Rabbi Gross, a young, Yeshiva University-trained pulpit rabbi in Omaha, proposes that Israel “abolish its Jewish character and become a full secular democracy with equal rights and opportunities for all.” There will be a single state on the land, neither Jewish nor Palestinian. It will be a secular country, a democracy of all its citizens, with no official religion that may alienate citizens of another or no religion. Over time, this will reduce ethnic strife and lead to a prosperous and just nation.

It's probably not really fair to comment on a book without reading it, but I have no intention of buying the book. I'm going on Gil's word, which I trust. Nonetheless, I just don't understand how someone educated in a religious-Zionist institution, could possibly suggest that the Jewish State abandon its Jewish character and identity. Aside from the almost unbelievable naivitee of believing that democracy would flourish here guaranteeing freedom, safety and security for all (see Gaza, Egypt, Jordan and Syria - all democratic states), such a perspective denies the very nationhood of the Jewish people.
I'm going to come out and say this just to be clear: Judaism is not a religion. It's a nationality - a peoplehood that makes demands of the members of that nation - strong demands.

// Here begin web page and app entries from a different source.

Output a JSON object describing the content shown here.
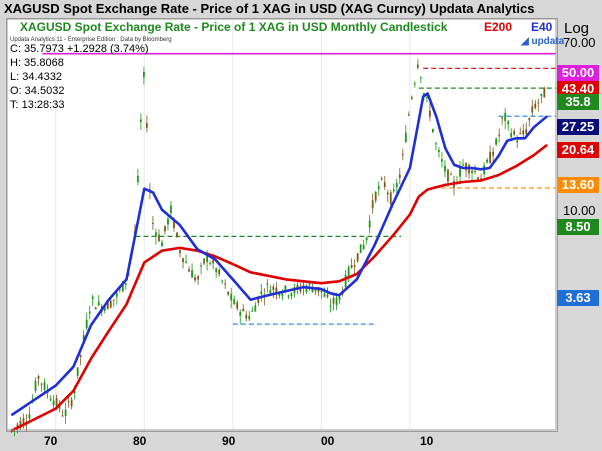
{
  "header": {
    "title": "XAGUSD Spot Exchange Rate - Price of 1 XAG in USD (XAG Curncy)    Updata Analytics",
    "legend_series": "XAGUSD Spot Exchange Rate - Price of 1 XAG in USD Monthly Candlestick",
    "legend_e200": "E200",
    "legend_e40": "E40",
    "axis_scale_label": "Log",
    "logo": "updata"
  },
  "info": {
    "credit": "Updata Analytics 11 - Enterprise Edition : Data by Bloomberg",
    "close": "C: 35.7973  +1.2928 (3.74%)",
    "high": "H: 35.8068",
    "low": "L: 34.4332",
    "open": "O: 34.5032",
    "time": "T: 13:28:33"
  },
  "colors": {
    "background": "#d7d7d7",
    "plot_bg": "#ffffff",
    "candle_up": "#1a9a1a",
    "candle_down": "#7a5a1a",
    "e200": "#e00000",
    "e40": "#1f2fd8",
    "magenta": "#e01ee0",
    "green": "#1e8a1e",
    "orange": "#ff8c00",
    "blue_dash": "#3a8fd8",
    "tag_dark": "#0a0a7a"
  },
  "price_tags": [
    {
      "label": "50.00",
      "value": 50.0,
      "color": "#e01ee0"
    },
    {
      "label": "43.40",
      "value": 43.4,
      "color": "#e00000"
    },
    {
      "label": "35.8",
      "value": 35.8,
      "color": "#1e8a1e"
    },
    {
      "label": "27.25",
      "value": 27.25,
      "color": "#0a0a7a"
    },
    {
      "label": "20.64",
      "value": 20.64,
      "color": "#e00000"
    },
    {
      "label": "13.60",
      "value": 13.6,
      "color": "#ff8c00"
    },
    {
      "label": "8.50",
      "value": 8.5,
      "color": "#1e8a1e"
    },
    {
      "label": "3.63",
      "value": 3.63,
      "color": "#1f6fd8"
    }
  ],
  "chart_data": {
    "type": "line",
    "title": "XAGUSD Spot Exchange Rate - Price of 1 XAG in USD Monthly Candlestick",
    "y_scale": "log",
    "ylim": [
      1.3,
      70
    ],
    "y_ticks": [
      {
        "label": "70.00",
        "value": 70
      },
      {
        "label": "10.00",
        "value": 10
      }
    ],
    "x_ticks": [
      {
        "label": "70",
        "value": 1970
      },
      {
        "label": "80",
        "value": 1980
      },
      {
        "label": "90",
        "value": 1990
      },
      {
        "label": "00",
        "value": 2000
      },
      {
        "label": "10",
        "value": 2010
      }
    ],
    "xlim": [
      1964.5,
      2026.5
    ],
    "series": [
      {
        "name": "XAGUSD Spot Exchange Rate - Price of 1 XAG in USD Monthly Candlestick",
        "x": [
          1965,
          1967,
          1968,
          1969,
          1970,
          1971,
          1972,
          1973,
          1974,
          1975,
          1976,
          1977,
          1978,
          1979,
          1979.8,
          1980.1,
          1980.5,
          1981,
          1982,
          1983,
          1984,
          1985,
          1986,
          1987,
          1988,
          1989,
          1990,
          1991,
          1992,
          1993,
          1994,
          1995,
          1996,
          1997,
          1998,
          1999,
          2000,
          2001,
          2002,
          2003,
          2004,
          2005,
          2006,
          2007,
          2008,
          2009,
          2010,
          2011,
          2011.3,
          2011.8,
          2012,
          2013,
          2014,
          2015,
          2016,
          2017,
          2018,
          2019,
          2020,
          2020.6,
          2021,
          2022,
          2023,
          2024,
          2024.8,
          2025.5
        ],
        "values": [
          1.29,
          1.5,
          2.2,
          1.9,
          1.7,
          1.5,
          1.8,
          2.9,
          4.6,
          4.3,
          4.4,
          4.8,
          5.6,
          9.0,
          35,
          44,
          15,
          9.5,
          8.0,
          11.0,
          7.5,
          6.3,
          5.5,
          7.0,
          6.3,
          5.3,
          4.5,
          4.1,
          3.9,
          4.8,
          5.2,
          5.1,
          5.0,
          5.0,
          5.2,
          5.2,
          5.0,
          4.4,
          4.6,
          5.9,
          7.0,
          8.0,
          12.5,
          14.5,
          12.0,
          16.0,
          30.0,
          48,
          40,
          30,
          32,
          20,
          16,
          14,
          17,
          16.5,
          15,
          18,
          22,
          28,
          25,
          22,
          23,
          30,
          32,
          35.8
        ]
      },
      {
        "name": "E40",
        "x": [
          1965,
          1970,
          1972,
          1974,
          1976,
          1978,
          1980,
          1981,
          1982,
          1984,
          1986,
          1988,
          1990,
          1992,
          1994,
          1996,
          1998,
          2000,
          2001,
          2002,
          2004,
          2006,
          2008,
          2010,
          2011.5,
          2012,
          2013,
          2014,
          2015,
          2016,
          2017,
          2018,
          2019,
          2020,
          2021,
          2022,
          2023,
          2024,
          2025.5
        ],
        "values": [
          1.5,
          2.0,
          2.4,
          3.6,
          4.6,
          5.6,
          13.5,
          13.0,
          11.0,
          9.5,
          7.5,
          6.8,
          5.6,
          4.6,
          4.8,
          5.0,
          5.2,
          5.1,
          4.9,
          4.8,
          5.6,
          7.8,
          11.5,
          16.5,
          33,
          34,
          27,
          20,
          17,
          16.5,
          16.5,
          16.3,
          16.5,
          18.5,
          21.5,
          22,
          22,
          24.5,
          27.25
        ]
      },
      {
        "name": "E200",
        "x": [
          1965,
          1970,
          1972,
          1974,
          1976,
          1978,
          1980,
          1982,
          1984,
          1986,
          1988,
          1990,
          1992,
          1994,
          1996,
          1998,
          2000,
          2002,
          2004,
          2006,
          2008,
          2010,
          2011,
          2012,
          2014,
          2016,
          2018,
          2020,
          2022,
          2024,
          2025.5
        ],
        "values": [
          1.29,
          1.6,
          1.9,
          2.6,
          3.4,
          4.4,
          6.6,
          7.4,
          7.6,
          7.4,
          7.0,
          6.5,
          6.0,
          5.8,
          5.6,
          5.5,
          5.4,
          5.5,
          5.9,
          7.0,
          8.5,
          10.5,
          12.5,
          13.4,
          14.0,
          14.4,
          14.6,
          15.4,
          16.8,
          18.7,
          20.64
        ]
      }
    ],
    "annotations": [
      "50.00",
      "43.40",
      "35.8",
      "27.25",
      "20.64",
      "13.60",
      "8.50",
      "3.63"
    ]
  }
}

That nationality is defined, like all nations, by a common language, culture, history, heritage and yes, homeland.
Sadly, over two millennium of exile we have forgotten our core, and come to identify ourselves only in terms meaningful to the exile in which we reside.
The fact that an Orthodox rabbi living in Omaha cannot appreciate these basic facts about what Judaism is troubles me greatly. How someone can lead a shul in which they're going to read:
וַיֵּרָא ה', אֶל-אַבְרָם, וַיֹּאמֶר, לְזַרְעֲךָ אֶתֵּן אֶת-הָאָרֶץ הַזֹּאת
And the LORD appeared unto Abram, and said: 'Unto thy seed will I give this land'
...and then turn around and say, "you know what? I don't think that we should have it? What about the other people living here? We should share it...or maybe give it back..."
I can just see Avraham Avinu turning over in his grave. Only, according to Rabbi Gross, I shouldn't be able to. After all, not enough Jews live near his grave to justify Jewish control of Hevron. According to his logic, what right do we have to visit his grave at all?